[Interface dataset entries]
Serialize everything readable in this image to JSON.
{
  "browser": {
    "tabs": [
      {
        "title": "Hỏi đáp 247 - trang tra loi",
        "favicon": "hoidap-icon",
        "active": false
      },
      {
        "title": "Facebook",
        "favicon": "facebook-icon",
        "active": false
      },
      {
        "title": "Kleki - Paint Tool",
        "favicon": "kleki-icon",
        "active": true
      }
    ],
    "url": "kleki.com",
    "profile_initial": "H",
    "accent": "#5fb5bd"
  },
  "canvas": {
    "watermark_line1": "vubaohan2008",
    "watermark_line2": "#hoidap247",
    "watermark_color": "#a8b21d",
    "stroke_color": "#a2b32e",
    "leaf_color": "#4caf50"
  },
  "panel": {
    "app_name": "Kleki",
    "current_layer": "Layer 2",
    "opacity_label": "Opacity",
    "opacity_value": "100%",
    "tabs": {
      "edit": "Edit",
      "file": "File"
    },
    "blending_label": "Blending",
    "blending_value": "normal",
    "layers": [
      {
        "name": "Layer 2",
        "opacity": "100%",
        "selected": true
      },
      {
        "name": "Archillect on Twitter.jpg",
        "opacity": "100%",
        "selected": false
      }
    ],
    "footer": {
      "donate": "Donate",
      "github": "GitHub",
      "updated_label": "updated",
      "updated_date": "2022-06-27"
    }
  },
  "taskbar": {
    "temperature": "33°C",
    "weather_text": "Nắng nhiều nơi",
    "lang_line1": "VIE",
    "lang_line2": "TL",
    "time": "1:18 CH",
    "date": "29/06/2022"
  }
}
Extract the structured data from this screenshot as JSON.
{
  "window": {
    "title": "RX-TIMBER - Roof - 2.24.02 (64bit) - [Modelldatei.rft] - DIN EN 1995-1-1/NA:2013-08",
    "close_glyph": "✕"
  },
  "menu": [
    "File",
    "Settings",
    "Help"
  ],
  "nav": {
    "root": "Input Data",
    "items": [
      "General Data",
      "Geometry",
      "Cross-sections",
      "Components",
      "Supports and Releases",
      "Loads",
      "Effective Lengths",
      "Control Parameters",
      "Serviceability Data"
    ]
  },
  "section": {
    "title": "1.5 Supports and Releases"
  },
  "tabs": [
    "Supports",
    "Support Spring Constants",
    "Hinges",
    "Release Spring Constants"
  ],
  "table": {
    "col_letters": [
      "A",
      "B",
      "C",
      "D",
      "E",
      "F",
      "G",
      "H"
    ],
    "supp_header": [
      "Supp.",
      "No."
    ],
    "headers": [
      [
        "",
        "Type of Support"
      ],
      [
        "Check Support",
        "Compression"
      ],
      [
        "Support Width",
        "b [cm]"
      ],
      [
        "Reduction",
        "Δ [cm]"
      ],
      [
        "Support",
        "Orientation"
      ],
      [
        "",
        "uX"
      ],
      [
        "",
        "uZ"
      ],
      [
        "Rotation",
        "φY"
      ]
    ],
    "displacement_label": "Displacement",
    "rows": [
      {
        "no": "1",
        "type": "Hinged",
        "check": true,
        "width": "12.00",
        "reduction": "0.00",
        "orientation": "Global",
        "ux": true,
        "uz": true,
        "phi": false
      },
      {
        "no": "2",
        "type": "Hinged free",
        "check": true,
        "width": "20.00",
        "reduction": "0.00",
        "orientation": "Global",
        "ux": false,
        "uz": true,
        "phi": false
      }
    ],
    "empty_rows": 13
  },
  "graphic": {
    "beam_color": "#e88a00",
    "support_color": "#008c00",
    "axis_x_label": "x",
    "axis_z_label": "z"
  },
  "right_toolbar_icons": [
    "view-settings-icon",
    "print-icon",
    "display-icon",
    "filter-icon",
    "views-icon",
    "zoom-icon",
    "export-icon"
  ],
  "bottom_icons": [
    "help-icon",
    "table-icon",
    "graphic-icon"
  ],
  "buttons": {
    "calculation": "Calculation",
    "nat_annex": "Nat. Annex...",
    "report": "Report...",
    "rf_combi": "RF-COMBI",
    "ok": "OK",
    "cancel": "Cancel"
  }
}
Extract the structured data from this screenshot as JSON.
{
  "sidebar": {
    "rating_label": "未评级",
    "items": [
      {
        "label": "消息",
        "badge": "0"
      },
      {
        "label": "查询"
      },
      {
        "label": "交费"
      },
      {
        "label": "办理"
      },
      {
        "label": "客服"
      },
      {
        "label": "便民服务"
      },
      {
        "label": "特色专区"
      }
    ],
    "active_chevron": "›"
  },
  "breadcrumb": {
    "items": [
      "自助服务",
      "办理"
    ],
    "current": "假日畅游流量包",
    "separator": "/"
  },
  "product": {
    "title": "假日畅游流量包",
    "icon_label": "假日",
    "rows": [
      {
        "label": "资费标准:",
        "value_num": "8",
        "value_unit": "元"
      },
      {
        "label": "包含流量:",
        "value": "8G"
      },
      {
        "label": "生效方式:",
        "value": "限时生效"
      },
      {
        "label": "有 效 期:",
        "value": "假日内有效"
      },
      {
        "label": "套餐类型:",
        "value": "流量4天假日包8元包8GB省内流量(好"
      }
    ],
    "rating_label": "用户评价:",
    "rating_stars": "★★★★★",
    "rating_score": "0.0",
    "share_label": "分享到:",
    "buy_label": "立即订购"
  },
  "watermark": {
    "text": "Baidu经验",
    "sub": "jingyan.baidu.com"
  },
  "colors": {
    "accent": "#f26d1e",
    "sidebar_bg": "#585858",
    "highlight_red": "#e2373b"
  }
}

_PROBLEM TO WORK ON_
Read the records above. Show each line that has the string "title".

_WORKED SOLUTION_
        "title": "Hỏi đáp 247 - trang tra loi",
        "title": "Facebook",
        "title": "Kleki - Paint Tool",
    "title": "RX-TIMBER - Roof - 2.24.02 (64bit) - [Modelldatei.rft] - DIN EN 1995-1-1/NA:2013-08",
    "title": "1.5 Supports and Releases"
    "title": "假日畅游流量包",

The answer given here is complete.